I witnessed just how graceful and courteous Curtis Martin was first hand. During practice he seemed to glide across the field. Everything came so easy to him. It seemed effortless for him to swiftly maneuver around defensive players. Later on after the morning session was over it looked as though a few friends came over to him and as one female said hello and went to hug him he wouldn't let her, stating how he was dirty and wet with sweat and didn't want to ruin her shirt. He came across as a class act.

At 10:30 sharp the whistle sounded to end practice and suddenly everyone in the media started to swarm around the exit of the field. It was like my dog whenever I open the refrigerator door. He comes over and meanders around looking for some scrap to fall. That was the media. Pointing at players and trying to get their attention so they could ask a few questions about that morning, or the next game, or the upcoming season. Over behind the fence were some autograph hounds beckoning for the players to sign something when it occurred to me that the press was no different from them. They were just on the other side of the fence.
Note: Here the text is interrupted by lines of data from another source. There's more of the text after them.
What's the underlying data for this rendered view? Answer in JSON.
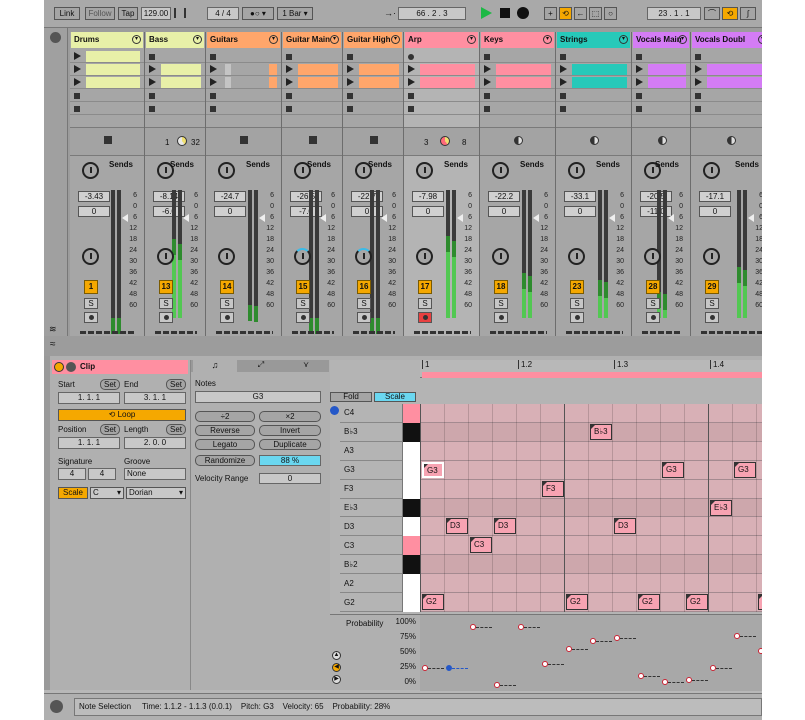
{
  "toolbar": {
    "link": "Link",
    "follow": "Follow",
    "tap": "Tap",
    "tempo": "129.00",
    "sig": "4 / 4",
    "metro": "1 Bar",
    "position": "66 .  2 .  3",
    "loop_pos": "23 .  1 .  1"
  },
  "tracks": [
    {
      "name": "Drums",
      "color": "#e8f0a8",
      "num": "1",
      "vol": "-3.43",
      "pan": "0",
      "meter": 0
    },
    {
      "name": "Bass",
      "color": "#e8f0a8",
      "num": "13",
      "vol": "-8.14",
      "pan": "-6.0",
      "meter": 0.62,
      "extra": "1",
      "extra2": "32"
    },
    {
      "name": "Guitars",
      "color": "#ffa66b",
      "num": "14",
      "vol": "-24.7",
      "pan": "0",
      "meter": 0.1
    },
    {
      "name": "Guitar Main",
      "color": "#ffa66b",
      "num": "15",
      "vol": "-26.5",
      "pan": "-7.0",
      "meter": 0
    },
    {
      "name": "Guitar High",
      "color": "#ffa66b",
      "num": "16",
      "vol": "-22.7",
      "pan": "0",
      "meter": 0
    },
    {
      "name": "Arp",
      "color": "#ff8fa1",
      "num": "17",
      "vol": "-7.98",
      "pan": "0",
      "meter": 0.64,
      "extra": "3",
      "extra2": "8"
    },
    {
      "name": "Keys",
      "color": "#ff8fa1",
      "num": "18",
      "vol": "-22.2",
      "pan": "0",
      "meter": 0.35
    },
    {
      "name": "Strings",
      "color": "#27c9b9",
      "num": "23",
      "vol": "-33.1",
      "pan": "0",
      "meter": 0.3
    },
    {
      "name": "Vocals Main",
      "color": "#d47cf5",
      "num": "28",
      "vol": "-20.5",
      "pan": "-11.0",
      "meter": 0.2
    },
    {
      "name": "Vocals Doubl",
      "color": "#d47cf5",
      "num": "29",
      "vol": "-17.1",
      "pan": "0",
      "meter": 0.4
    }
  ],
  "sends_label": "Sends",
  "solo_label": "S",
  "meter_scale": [
    "6",
    "0",
    "6",
    "12",
    "18",
    "24",
    "30",
    "36",
    "42",
    "48",
    "60"
  ],
  "clip": {
    "title": "Clip",
    "start_label": "Start",
    "end_label": "End",
    "set_label": "Set",
    "start": "1.   1.   1",
    "end": "3.   1.   1",
    "loop_label": "Loop",
    "position_label": "Position",
    "length_label": "Length",
    "position": "1.   1.   1",
    "length": "2.   0.   0",
    "signature_label": "Signature",
    "groove_label": "Groove",
    "sig_num": "4",
    "sig_den": "4",
    "groove": "None",
    "scale_label": "Scale",
    "scale_root": "C",
    "scale_mode": "Dorian"
  },
  "notes_panel": {
    "title": "Notes",
    "note": "G3",
    "div2": "÷2",
    "mul2": "×2",
    "reverse": "Reverse",
    "invert": "Invert",
    "legato": "Legato",
    "duplicate": "Duplicate",
    "randomize": "Randomize",
    "rand_value": "88 %",
    "vel_range_label": "Velocity Range",
    "vel_range": "0"
  },
  "piano": {
    "fold": "Fold",
    "scale": "Scale",
    "keys": [
      "C4",
      "B♭3",
      "A3",
      "G3",
      "F3",
      "E♭3",
      "D3",
      "C3",
      "B♭2",
      "A2",
      "G2"
    ],
    "ruler": [
      "1",
      "1.2",
      "1.3",
      "1.4"
    ]
  },
  "notes": [
    {
      "label": "G3",
      "row": 3,
      "start": 0,
      "len": 1
    },
    {
      "label": "D3",
      "row": 6,
      "start": 1,
      "len": 1
    },
    {
      "label": "C3",
      "row": 7,
      "start": 2,
      "len": 1
    },
    {
      "label": "D3",
      "row": 6,
      "start": 3,
      "len": 1
    },
    {
      "label": "F3",
      "row": 4,
      "start": 5,
      "len": 1
    },
    {
      "label": "B♭3",
      "row": 1,
      "start": 7,
      "len": 1
    },
    {
      "label": "D3",
      "row": 6,
      "start": 8,
      "len": 1
    },
    {
      "label": "G3",
      "row": 3,
      "start": 10,
      "len": 1
    },
    {
      "label": "E♭3",
      "row": 5,
      "start": 12,
      "len": 1
    },
    {
      "label": "G3",
      "row": 3,
      "start": 13,
      "len": 1
    },
    {
      "label": "G2",
      "row": 10,
      "start": 0,
      "len": 1
    },
    {
      "label": "G2",
      "row": 10,
      "start": 6,
      "len": 1
    },
    {
      "label": "G2",
      "row": 10,
      "start": 9,
      "len": 1
    },
    {
      "label": "G2",
      "row": 10,
      "start": 11,
      "len": 1
    },
    {
      "label": "G2",
      "row": 10,
      "start": 14,
      "len": 0.3
    }
  ],
  "probability": {
    "label": "Probability",
    "ticks": [
      "100%",
      "75%",
      "50%",
      "25%",
      "0%"
    ],
    "values": [
      0.28,
      0.28,
      0.92,
      0.02,
      0.92,
      0.35,
      0.58,
      0.7,
      0.75,
      0.15,
      0.06,
      0.1,
      0.28,
      0.78,
      0.55
    ]
  },
  "status": {
    "label": "Note Selection",
    "time": "Time: 1.1.2 - 1.1.3 (0.0.1)",
    "pitch": "Pitch: G3",
    "velocity": "Velocity: 65",
    "probability": "Probability: 28%"
  }
}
As we all walked in I noticed four players signing some autographs, Chad Pennington, Wayne Cherebet, Curtis Martin, and James Dearth. I didn't know it was Dearth, someone told me that. I just want to know who was asking for his autograph? I remember the Giants-49ers playoff game just as much as everyone else but still...the three stars on offense and the long snapper? I don't get it.
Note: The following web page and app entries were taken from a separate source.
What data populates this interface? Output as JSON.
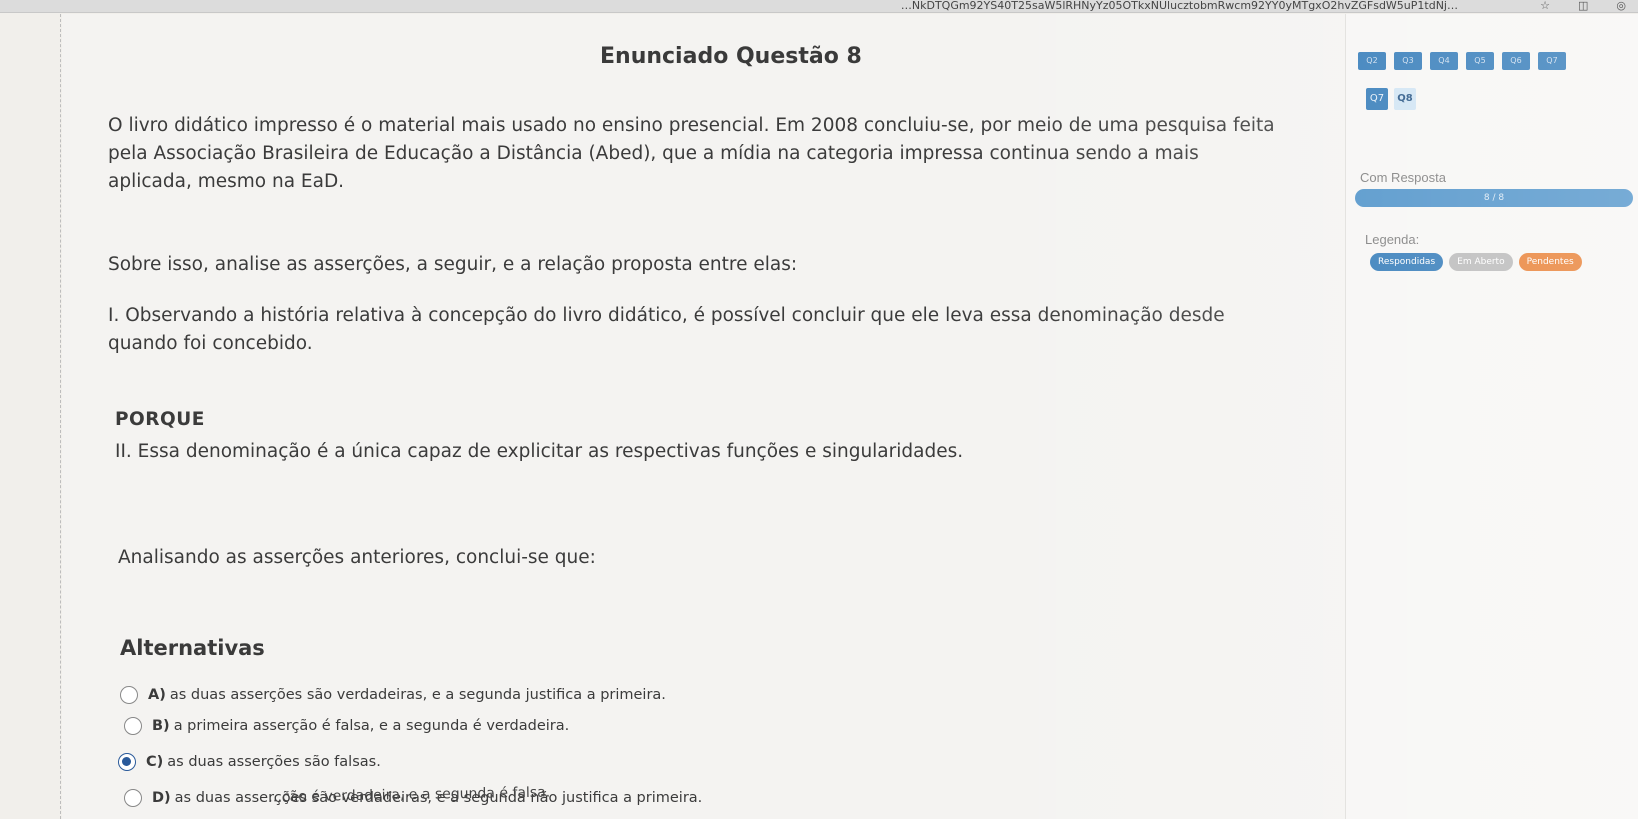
{
  "browser": {
    "url": "…NkDTQGm92YS40T25saW5lRHNyYz05OTkxNUlucztobmRwcm92YY0yMTgxO2hvZGFsdW5uP1tdNj…",
    "star_icon": "star-icon",
    "extension_icon": "puzzle-icon",
    "profile_icon": "profile-icon"
  },
  "question": {
    "title": "Enunciado Questão 8",
    "intro": "O livro didático impresso é o material mais usado no ensino presencial. Em 2008 concluiu-se, por meio de uma pesquisa feita pela Associação Brasileira de Educação a Distância (Abed), que a mídia na categoria impressa continua sendo a mais aplicada, mesmo na EaD.",
    "ask": "Sobre isso, analise as asserções, a seguir, e a relação proposta entre elas:",
    "assertion_one": "I. Observando a história relativa à concepção do livro didático, é possível concluir que ele leva essa denominação desde quando foi concebido.",
    "porque": "PORQUE",
    "assertion_two": "II. Essa denominação é a única capaz de explicitar as respectivas funções e singularidades.",
    "analysis": "Analisando as asserções anteriores, conclui-se que:"
  },
  "alternatives": {
    "title": "Alternativas",
    "options": [
      {
        "letter": "A)",
        "text": "as duas asserções são verdadeiras, e a segunda justifica a primeira.",
        "selected": false
      },
      {
        "letter": "B)",
        "text": "a primeira asserção é falsa, e a segunda é verdadeira.",
        "selected": false
      },
      {
        "letter": "C)",
        "text": "as duas asserções são falsas.",
        "selected": true
      },
      {
        "letter": "D)",
        "text": "as duas asserções são verdadeiras, e a segunda não justifica a primeira.",
        "selected": false
      }
    ],
    "partial_e": "…ção é verdadeira, e a segunda é falsa."
  },
  "sidebar": {
    "question_buttons": [
      "Q2",
      "Q3",
      "Q4",
      "Q5",
      "Q6",
      "Q7"
    ],
    "current_row": [
      "Q7",
      "Q8"
    ],
    "current": "Q8",
    "answered_label": "Com Resposta",
    "progress_text": "8 / 8",
    "progress": 1.0,
    "legend_label": "Legenda:",
    "legend": {
      "answered": "Respondidas",
      "open": "Em Aberto",
      "pending": "Pendentes"
    }
  },
  "colors": {
    "accent": "#2e78b7",
    "pending": "#e87c2e",
    "open": "#b8b8b8"
  }
}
The press conference itself was nothing special. Edwards came in looking tired and gave us some info on injuries and who had the morning session off. Then there were some questions peppered around the room and it was over. Jets Insider writer Kevin Newell, who was also with us, was nice enough to get me a Jets media guide, which was probably about twice the size of my apartment. It had everyone's picture in it, from the head coach to the food preparers.
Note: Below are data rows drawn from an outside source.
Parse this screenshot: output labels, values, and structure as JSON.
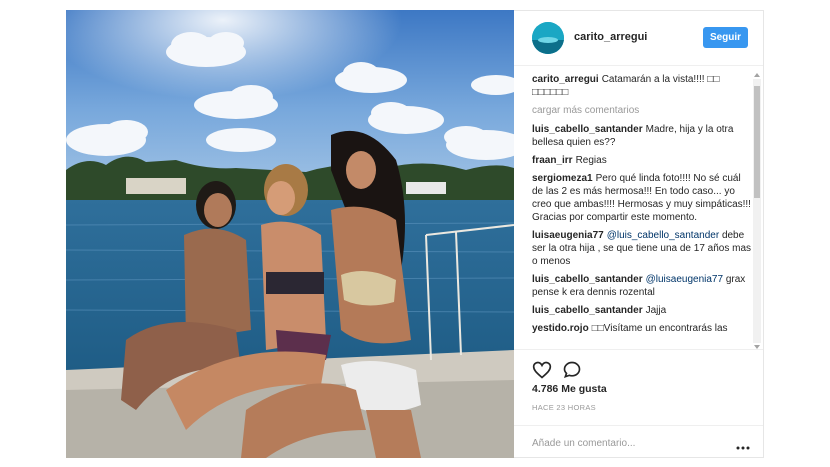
{
  "post": {
    "username": "carito_arregui",
    "follow_label": "Seguir",
    "caption_author": "carito_arregui",
    "caption_text": "Catamarán a la vista!!!! □□ □□□□□□",
    "load_more": "cargar más comentarios",
    "comments": [
      {
        "author": "luis_cabello_santander",
        "text": "Madre, hija y la otra bellesa quien es??"
      },
      {
        "author": "fraan_irr",
        "text": "Regias"
      },
      {
        "author": "sergiomeza1",
        "text": "Pero qué linda foto!!!! No sé cuál de las 2 es más hermosa!!! En todo caso... yo creo que ambas!!!! Hermosas y muy simpáticas!!! Gracias por compartir este momento."
      },
      {
        "author": "luisaeugenia77",
        "mention": "@luis_cabello_santander",
        "text": "debe ser la otra hija , se que tiene una de 17 años mas o menos"
      },
      {
        "author": "luis_cabello_santander",
        "mention": "@luisaeugenia77",
        "text": "grax pense k era dennis rozental"
      },
      {
        "author": "luis_cabello_santander",
        "text": "Jajja"
      },
      {
        "author": "yestido.rojo",
        "text": "□□Visítame un encontrarás las"
      }
    ],
    "likes": "4.786 Me gusta",
    "timestamp": "HACE 23 HORAS",
    "comment_placeholder": "Añade un comentario..."
  },
  "colors": {
    "accent": "#3897f0",
    "mention": "#003569",
    "muted": "#999999"
  },
  "icons": [
    "heart-icon",
    "comment-icon",
    "more-options-icon"
  ]
}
Sean gave me the honor of preparing the daily practice synopsis for the website. After Herm's press conference, I commandeered an available computer in the press room, wrote up my summary and observations from practice. Aster a quick edit, Sean uploaded the story to the website instantly. Good to see my presence at practice resulted in something for the site.

Finally we made our way to the cafeteria. There is no press locker room access during training camp due to the huge roster and lack of space so the only time you can interview players one on one in when they are coming and going for lunch. We got there and had to wait until the players received their allotted time to eat in peace. There were some fans pleading anybody who walked by to come over and sign autographs. Guys like Chris Smith and Dave Yovanovits had moments in the sun. Some players rode up on bicycles like John McGraw (who looks like a skinnier, younger Dolph Lundgren) and Kevin Mawae. Other rolled up in their cars. I counted nineteen Escalades. They were all sort of gaudy colors, had personal license plates, and hubcaps that spun around after the car had stopped. It was like some ridiculous car show of Pimps. Although I didn't personally interview any players I got to see many up close. Most of them seemed very cordial. A few stopped and commented for the gathered beat writers.

After the players eat, the cafeteria opens to the media. Free food to boot! We sat to eat and they had everything and loads of it. I am starting to see why many sports writers carry around about an extra twenty to fifty pounds. You had about two hours until the next session started and more food than Thanksgiving in front of you.

So what did I learn? Probably nothing. For the most part the players are quiet. That everything is green and white everywhere in Jetland. If you feel like you overeat in the cafeteria you can always do some curls with the press releases the team gives you. I also learned that if I had to choose between being a fan or a member of the press I would choose fan hands down. As a fan you can get lost in the moments that help define our love for these games. You can drown in the euphoria. All it seems a reporter can do is take notes.